For the third consecutive year, the MSR was the only local media at both the 2013 RBI Baseball and Softball World Series. As a result, we had unencumbered access to the players, coaches and officials to provide virtually exclusive coverage.
“It’s disappointing that more media hasn’t jumped on board to cover this event,” bemoaned Minnesota Twins RBI Coordinator Frank White. “The players are a lot more talented than what people are giving them credit for.”
The eighth is greatest
Atlanta entered this year’s softball world series with seven titles, the most of any RBI team. Their eighth came last week, thanks to Manager Richard Lee’s effective managing of his shorthanded club.
Lee told me that his plan, of which he constantly reminded his players, was to get to the “lightening round” — last Tuesday’s inter-league playoffs. They went into the round with only 10 players, the smallest of all eight rosters, because two players were unable to come.
“To be honest, the game plan was [that] we had to be last to take on the top seed team,” explained Lee as he held the Dolly Vardes championship trophy, named for an all-Black female softball team in Philadelphia in 1867. “I told the girls that we could make history — we could be the first team ever to be a low seed and come back and win it.”
Atlanta played .500 ball, losing their first four games and then winning their last four, defeating both unbeaten Santo Domingo and then Houston in the finals.
LaKaylin Lee, Lee’s daughter, was the team’s only pitcher, but she didn’t pitch until Tuesday and won Atlanta’s three most important games: two elimination games and the title game. “She pitched great,” noted her father. “I think she pitched 21 innings without a walk. That’s unreal.”
“I’ve won seven tournaments before, but this is the best one I’d ever won,” declared the Atlanta manager.
Except for catcher Nichole Lyday, Atlanta was an all-Black team. Except for two Blacks, Houston was an all-Latina squad.
Major League Baseball Community Affairs Vice President Thomas Brasuell pointed out, “We are probably not that far away that maybe we will get an all-Native American team, [because] there are some Native American teams in the junior program.”
Thanks to the Twins, etc.

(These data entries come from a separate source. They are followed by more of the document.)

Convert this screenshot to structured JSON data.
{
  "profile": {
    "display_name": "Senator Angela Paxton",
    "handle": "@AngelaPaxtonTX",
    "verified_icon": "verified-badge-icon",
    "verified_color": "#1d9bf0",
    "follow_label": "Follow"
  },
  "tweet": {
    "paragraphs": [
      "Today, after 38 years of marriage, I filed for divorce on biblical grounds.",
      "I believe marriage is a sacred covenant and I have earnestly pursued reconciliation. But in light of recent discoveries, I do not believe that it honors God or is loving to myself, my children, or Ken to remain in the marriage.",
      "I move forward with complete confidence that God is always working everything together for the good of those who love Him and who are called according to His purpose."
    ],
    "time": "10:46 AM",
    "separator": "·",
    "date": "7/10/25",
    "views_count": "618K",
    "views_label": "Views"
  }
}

Brasuell, who has been at all 20 RBI World Series events, told the MSR, “Each one had something different to offer. But in terms of overall running the event, from staff support, the facilities and everything, [the Twins organization] have been the best.”

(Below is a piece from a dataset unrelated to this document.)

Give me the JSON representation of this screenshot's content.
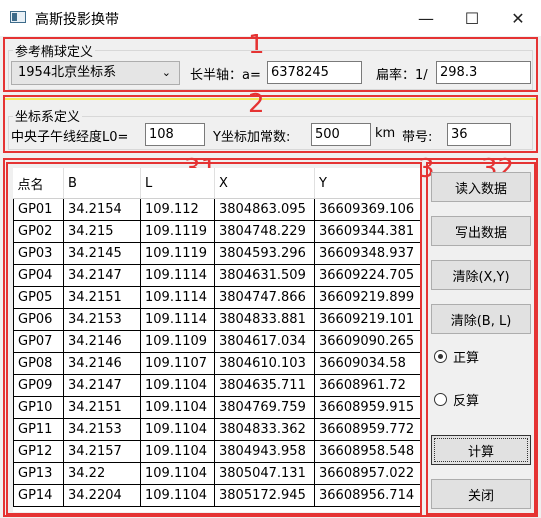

“Part of the unsung people are all of the volunteers that helped, and some of the guys like Bill Oliver, who was over [at Dunning] making sure water and Gatorade is there,” added White on thrice hosting the event. “It’s been a good run for everybody involved here in the Twin Cities.”
RBI best moments
Loudest cheering fans: Atlanta, led by Danika Stevens’ mom.
Best consistent smile: Atlanta’s Tia Bolden.
Best catch: Kayla Cato of Atlanta, who stretched high and caught a screaming liner at first base in last Wednesday’s title game. She was named MVP.
Strangest scene: Two interpreters were needed as Santo Domingo coaches [the team didn’t speak English] argued with the umpires on whether or not an Atlanta player touched the plate in their eventual loss to the eventual champions.
“The cheering from the teams, the coaches and the staff, and a lot of enthusiastic parents — I think overall it was a great event,” surmised Brasuell.
Seemingly the RBI folk also appreciated that at least one local newspaper was there from start to finish. “We are going to miss you,” said Atlanta’s Richard Lee to the MSR.
Charles Hallman welcomes reader responses to firstname.lastname@example.org.